Insights from the global pangenome of Raphidiopsis raciborskii

Anusuya Willis, Jason Woodhouse, and a global network of participants*.

Raphidiopsis raciborskii is a species, including both toxic and non-toxic strains. It occurs, and frequently blooms, in freshwater ecosystems across tropical and temperate environments. Local scale studies have shown high physiological and genomic diversity between strains of R. raciborskii, indicating possible rapid adaptation to new environments and resilience to environmental changes.

To investigate the global genomic diversity of R. raciborskii we sequenced the full genomes of ~85 strains from 22 countries, spanning the continents Africa, America, Asia, Australia, and Europe.

Comparative genomics show a small core genome and a large variable shell genome, suggesting a flexible genome evolution strategy. However, many gene presence/absences appear to be redundant and overall metabolic functions are similar across all genomes. There is a lack of unique features within each cluster and genome structural changes appear haphazard across the genome. These genomes are particularly rich in anti-phage systems, with over 500 CRISPR arrays, suggesting high rates of phage interaction.

Speciation is occurring through geographic isolation, and three distinct species clusters were evidenced, indicating taxonomic changes and new species descriptions are needed within Raphidiopsis.

The Raphidiopsis global pangenome reveals species with a flexible genome and local adaptation without local functional differences.

*global network of participants:

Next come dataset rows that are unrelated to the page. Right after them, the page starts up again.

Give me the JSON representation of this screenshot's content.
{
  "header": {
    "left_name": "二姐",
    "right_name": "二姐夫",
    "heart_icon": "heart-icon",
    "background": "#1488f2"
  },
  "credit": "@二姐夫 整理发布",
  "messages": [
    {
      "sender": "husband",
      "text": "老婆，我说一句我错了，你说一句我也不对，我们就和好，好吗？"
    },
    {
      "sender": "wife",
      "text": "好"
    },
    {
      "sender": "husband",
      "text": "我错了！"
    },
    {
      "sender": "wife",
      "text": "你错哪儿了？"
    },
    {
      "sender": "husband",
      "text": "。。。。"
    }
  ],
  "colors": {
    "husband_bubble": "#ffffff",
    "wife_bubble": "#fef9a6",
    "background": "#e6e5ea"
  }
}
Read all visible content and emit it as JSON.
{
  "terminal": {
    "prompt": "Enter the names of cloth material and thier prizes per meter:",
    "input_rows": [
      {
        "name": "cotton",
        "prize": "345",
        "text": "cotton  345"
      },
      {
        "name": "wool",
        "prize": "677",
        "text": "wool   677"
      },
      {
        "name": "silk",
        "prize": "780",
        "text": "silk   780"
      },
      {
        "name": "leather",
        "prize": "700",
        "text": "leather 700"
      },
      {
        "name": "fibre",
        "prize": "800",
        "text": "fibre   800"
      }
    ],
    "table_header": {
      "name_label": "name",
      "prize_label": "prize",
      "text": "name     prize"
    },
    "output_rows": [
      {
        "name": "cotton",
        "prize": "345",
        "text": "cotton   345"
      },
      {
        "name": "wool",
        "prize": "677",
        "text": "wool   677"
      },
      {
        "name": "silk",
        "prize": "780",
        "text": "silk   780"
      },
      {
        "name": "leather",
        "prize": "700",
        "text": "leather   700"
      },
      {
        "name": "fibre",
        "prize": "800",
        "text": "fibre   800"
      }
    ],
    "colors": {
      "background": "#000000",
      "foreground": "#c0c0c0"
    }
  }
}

Anusuya Willis and Ian Jameson; Australian National Algae Culture Collection, CSIRO, Hobart, TAS, Australia

Catharina Alves-de-Souza; Algae Resource Centre, University of North Carolina Wilmington, USA

Cecile Bernard and Charlotte Duval; Muséum National d’Histoire Naturelle, Paris, France

Masanobu Kawachi and Haruyo Yamaguchi; National Institute for Environmental Studies (NIES), Tsukuba, Japan

Ruth N. Levy-Kaplan; Israel National Culture Collection of Algae, Kinneret Limnological Laboratory, Israel Oceanographic & Limnological research, Israel

Alescia Cullen and Brett Neilan; University of Newcastle, Australia

Maxine A. D. Mowe, Darren C. J. Yeo; National University of Singapore, Singapore

Simon M. Mitrovic; University of Technology Sydney, Australia

Dariusz Dziga; Laboratory of Metabolomics, Faculty of Biochemistry, Biophysics and Biotechnology, Jagiellonian University, Krakow, Poland

Mikołaj Kokociński; Department of Hydrobiology , Faculty of Biology, Adam Mickiewicz University, Poznań, Poland

Jun Yang; Aquatic EcoHealth Group, Fujian Key Laboratory of Watershed Ecology, Key Laboratory of Urban Environment and Health, Institute of Urban Environment, Chinese Academy of Sciences, Xiamen 361021, China

Gaetan Burgio: John Curtin School of Medical Research, ANU College of Health and Medicine, The Australia National University, Canberra, Australia

Muriel Gugger; Cyanobacteria Culture Collection of Cyanobacteria, Pasteur Culture of Cyanobacteria, Institut Pasteur Institute, Université de Paris, Paris, France

Jason Woodhouse; Dept. of Experimental Limnology, Leibniz Institute of Freshwater Ecology and Inland Fisheries (IGB), 16775 Stechlin, Germany